I had some happy news the other day, a publishing deal for a book I’ve been writing. I hung up the phone glowing. I was busting to tell someone. Only who? Aside from a handful of exceptions, I realised with a slump that my Rolodex of friends I feel comfortable sharing triumph with is diminishing. Who might care? Worse, who might genuinely not?
Had it been bad news – no publishing deal, say, or a full blown drama or just feeling low or left out – my cup runneth over. There are any number of people I can download to who would be only too willing to hear me out. I know. I have done it. Too often. I am forever grateful for those who have hauled me through down times, generous souls who keep the faith (when I can’t), a cheer squad for my potential and deservedness. But when the tide turns – for the better – it becomes evident who were really just purveyors of schadenfreude, deriving pleasure from nothing exceptional happening, going all weird and dismissive when it does.

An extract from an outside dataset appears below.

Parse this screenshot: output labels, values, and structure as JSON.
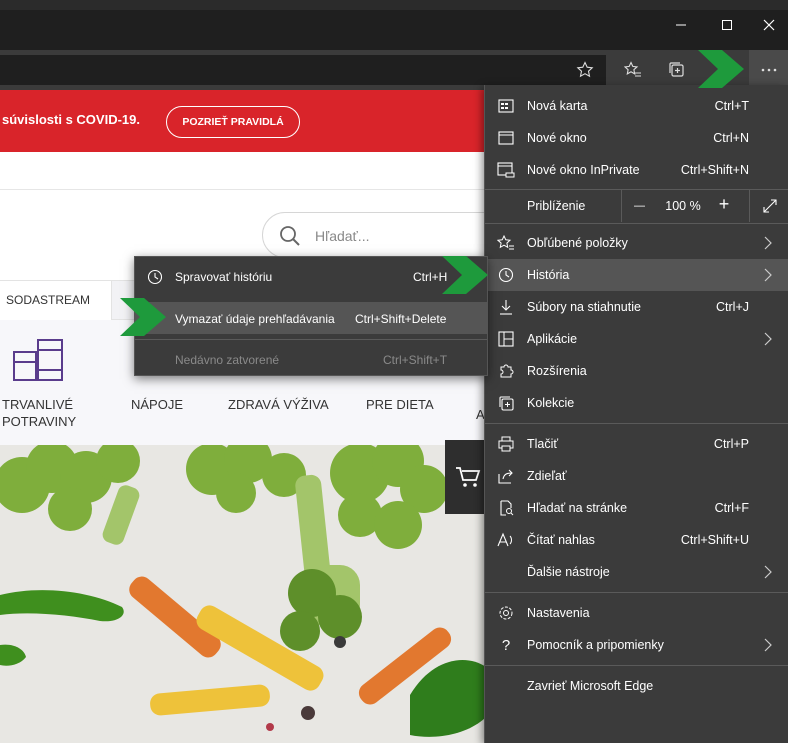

I sat across from a former colleague in a cafe once, sobbing her heart out because her sister was getting married. “Why aren’t you happy for her?” I asked, genuinely perplexed. “Because why isn’t it happening for me?” she cried. As if there is a finite well of happiness, one sister’s wedding sapping the potential of the other. This is the same woman who I congratulated for every one of her milestones over two decades: new jobs, wedding (yes, it happened) and babies. Yet when I gushed to her about an exciting job offer of my own, she sat in silence.
Yet for another friend it went like this: years of longing for a baby and when her friend gets pregnant I ask her if it’s hard for her and she responds, with surprise, “No, why? Should it be? Are there people who aren’t happy for others when they get what they want?”
Well, yes. Yes there are. “I lost a few friends when I got married”, says a friend who found love in her 40s. “I tried to keep up but really I felt they were envious of my happiness”. Another fell out with a close friend over her decision to go traveling. “She said she was so jealous that she found it hard to be around me and share any part of the journey with me.”
“Anybody can sympathise with the sufferings of a friend”, said Oscar Wilde, “but it requires a very fine nature to sympathise with a friend’s success.”
As my friend, recently divorced, found out when she was inundated with support as she endured the pain and fallout but now that she’s in love again, “those friends don’t want a bar of me.” When another launched a successful website she received a call from an acquaintance to pass on the bitchy comments people were making about it. “I just thought you should know”, said the woman. Schadenfreude, once removed.
I’m not saying I’m immune. I used to need a minute when I would hear about the dream jobs of peers. Now it doesn’t bother me one bit, delighted to witness someone come into their own, knowing that their time has come. It’s other stuff that trips me up these days, I’m ashamed to admit: perfect homes, holidays and happiness. It takes effort to eradicate envy, a conscious reminder that there is enough to go around. One person’s contentment in no way affects the supply. Quite the opposite, according to psychologists, who cite the ‘unjealous friend’ as one of the top traits of ‘what happy people do differently’. “By sharing and focusing on the positive experiences of others we deepen the quality of our relationships which enhances the depth of our health and happiness”, explains Clinical & Coaching Psychologist Dr. Tim Sharp.
The same goes for romantic relationships. In healthy ones they’re there for each other when the going gets tough, but research shows it’s even more important they’re there when the going gets good. A University of California research paper – titled Will You Be There for Me When Things Go Right? – found one of the keys to couples staying together is how they respond to positive news. “Shared joy”, they call it, or good old fashioned kindness. Couples are more likely to last the distance if happy news is met with an ‘active constructive’ response, a ‘turning toward’ your partner with enthusiasm and interest. The alternative – to diss it, actively or passively – is the death knell.
Blessedly, at home my joy was shared, and writing time generously allocated. But the art is to work out who to tell. These occasions for jubilation happen so rarely in our lives that I didn’t want to risk having my bubble burst by disinterested or, possibly, resentful recipients so I selected carefully. I told the people I knew would buoy me and be proud of me and allow me this moment before the hard work begins.
The greater growth will come when I don’t need them either. When I can fly with or without recognition, motivated solely by the potential for betterment and making the most of this life. As long as we crave acclaim, unreliable and fickle as it is, we will be let down. Still, that won’t stop me dishing it out, knowing what a difference it makes.
This article was first published in Sunday Life Magazine and DailyLife.com.au 13th July 2014